The miniature pinscher is a petite but workmanlike small dog breed that many people immediately think of as being a miniature version of the larger Doberman pinscher, and aside from a large size disparity, there are undeniably a number of physical similarities between the two breeds!
However, the miniature pinscher is very much a dog breed in its own right, and aside from a lean, healthy-looking build and black and tan colouration, doesn’t have a huge amount in common with their larger cousins, which is a disappointment to some and a bonus to others!
This is a small breed with a big personality, and every year, a great many dog lovers begin to explore the breed in more detail in order to determine if it might be the right fit for them.
Whilst the miniature pinscher is a versatile dog breed that is a good choice for many different types of homes and owners, they are not for everyone, and it is important to learn as much as possible about the breed before you commit to a purchase.
With this in mind, this article will tell you ten things you need to know about the miniature pinscher, before you buy one. Read on to learn more.
The miniature pinscher is one of the smarter of the small dog breeds, being ranked in 57th place out of a total number of 138 different dog breeds in Stanley Coren’s widely accepted ranking of dog breeds by intelligence.
This means that they tend to be quick witted, good at learning new skills, enthusiastic about training, and keen to exercise their minds. However, it can also mean that they get bored easily too!
The miniature pinscher is quite a lively little dog breed, and they have reasonably high energy levels and as a result, need a reasonable amount of daily exercise.
They don’t thrive within a sedentary lifestyle, and need to spend a couple of hours each day walking both on the lead, and playing and socialising freely with other dogs.
It is a common misconception that the miniature pinscher is a miniature or scaled-down version of the Doberman pinscher, or a smaller variant of the Doberman breed. However, this is not the case, and the Doberman was not even one of the breeds used to develop the miniature pinscher in the first place.

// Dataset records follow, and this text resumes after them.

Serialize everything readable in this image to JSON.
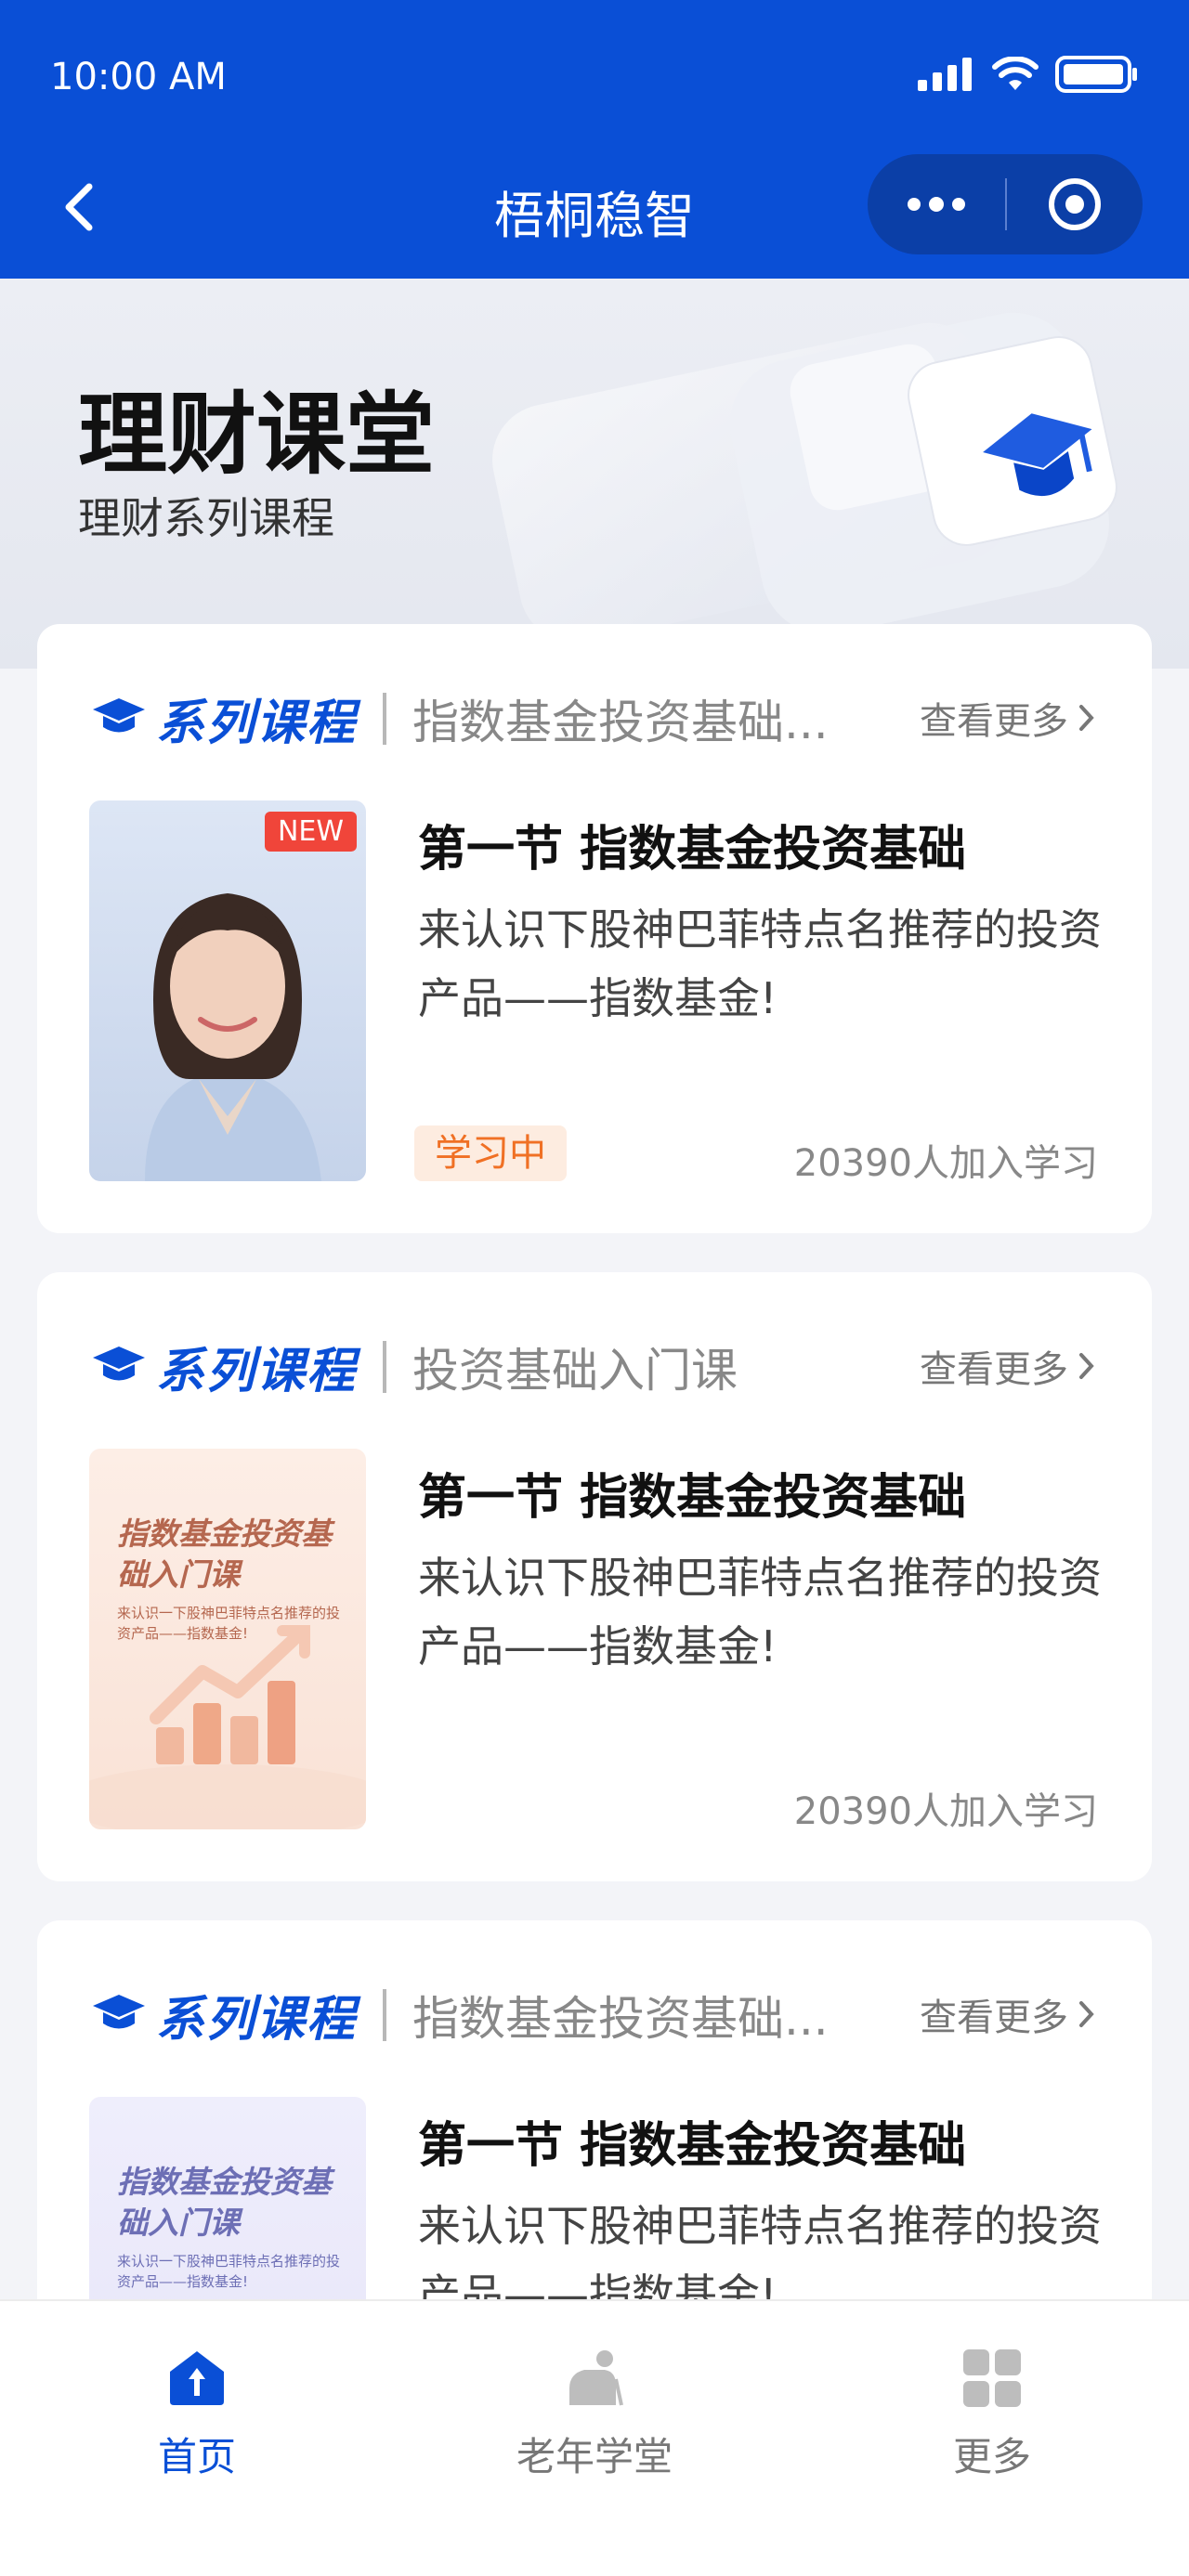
{
  "status_bar": {
    "time": "10:00 AM"
  },
  "nav": {
    "title": "梧桐稳智"
  },
  "banner": {
    "title": "理财课堂",
    "subtitle": "理财系列课程"
  },
  "colors": {
    "primary": "#0a4fd6",
    "tag_orange": "#f07024",
    "tag_bg": "#fdece0"
  },
  "cards": [
    {
      "series_label": "系列课程",
      "course_name": "指数基金投资基础...",
      "more_label": "查看更多",
      "thumb_badge": "NEW",
      "lesson_title": "第一节  指数基金投资基础",
      "lesson_desc": "来认识下股神巴菲特点名推荐的投资产品——指数基金!",
      "status_tag": "学习中",
      "learners": "20390人加入学习"
    },
    {
      "series_label": "系列课程",
      "course_name": "投资基础入门课",
      "more_label": "查看更多",
      "thumb_title": "指数基金投资基础入门课",
      "thumb_desc": "来认识一下股神巴菲特点名推荐的投资产品——指数基金!",
      "lesson_title": "第一节  指数基金投资基础",
      "lesson_desc": "来认识下股神巴菲特点名推荐的投资产品——指数基金!",
      "learners": "20390人加入学习"
    },
    {
      "series_label": "系列课程",
      "course_name": "指数基金投资基础...",
      "more_label": "查看更多",
      "thumb_title": "指数基金投资基础入门课",
      "thumb_desc": "来认识一下股神巴菲特点名推荐的投资产品——指数基金!",
      "lesson_title": "第一节  指数基金投资基础",
      "lesson_desc": "来认识下股神巴菲特点名推荐的投资产品——指数基金!"
    }
  ],
  "tabbar": {
    "items": [
      {
        "label": "首页",
        "icon": "home-icon",
        "active": true
      },
      {
        "label": "老年学堂",
        "icon": "elder-icon",
        "active": false
      },
      {
        "label": "更多",
        "icon": "grid-icon",
        "active": false
      }
    ]
  }
}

The breed’s exact ancestry is cause for some debate, but the breeds most commonly cited in its creation are the German pinscher, the dachshund, and the Italian greyhound!
The miniature pinscher falls into the Kennel Club’s toy dog categorisation, which is reserved for small dogs that make for affectionate and loyal pets and companions first and foremost, rather than those with working skills or that performed historical working roles.
The intelligence and energy levels of the miniature pinscher are not really typical of toy dogs as a whole, and the mini pin certainly isn’t a lap dog – although they do love cuddles!
The miniature pinscher coat is short and single layered, which means that it is very easy to care for. They also don’t tend to shed a huge amount of fur. However, the mini pin might feel the cold in the winter due to their short coats, and may benefit from an insulating waterproof coat for walks on cold days.
According to our Pets4Homes statistics, the average advertised asking price for Kennel Club registered miniature pinschers for sale as of September 2019 was £730, and for non-pedigree dogs of the breed, £534.
This is slightly on the high side across the board for all dog breeds of a similar size, but not hugely outside of the norms.
The average lifespan of miniature pinschers can vary between around 10-14 years, and the breed is not one that has a huge number of hereditary health challenges correlated with it.
However, all prospective miniature pinscher buyers are advised to research the breed’s health in detail before committing to a purchase, and ensure that they choose from a breeder that is knowledgeable about the breed’s health in their turn.
The miniature pinscher is not a breed that usually tolerates being left alone at home for very long at a time, and they can be quite demanding in terms of their need for attention. If you would need to leave your dog alone regularly for several hours at a time, this would not be a good breed to pick.
Miniature pinschers tend to be quite vocal dogs, and as such, they can make for good watchdogs. However, they are also often quite keen to bark for no reason, which can make them somewhat annoying – particularly for your neighbours if they make a lot of fuss when you’ve left every time you go out!
The miniature pinscher has a lot to recommend it to many different types of owners, particularly those looking for a small and compact toy dog breed that is a little more energetic and a touch smarter than most others in the class.
However, these traits, and the fact that dogs of the breed can be fairly demanding in general, mean that you need to ensure you can provide the appropriate lifestyle for such as dog and appreciate their unique requirements before you go ahead and buy a miniature pinscher of your own.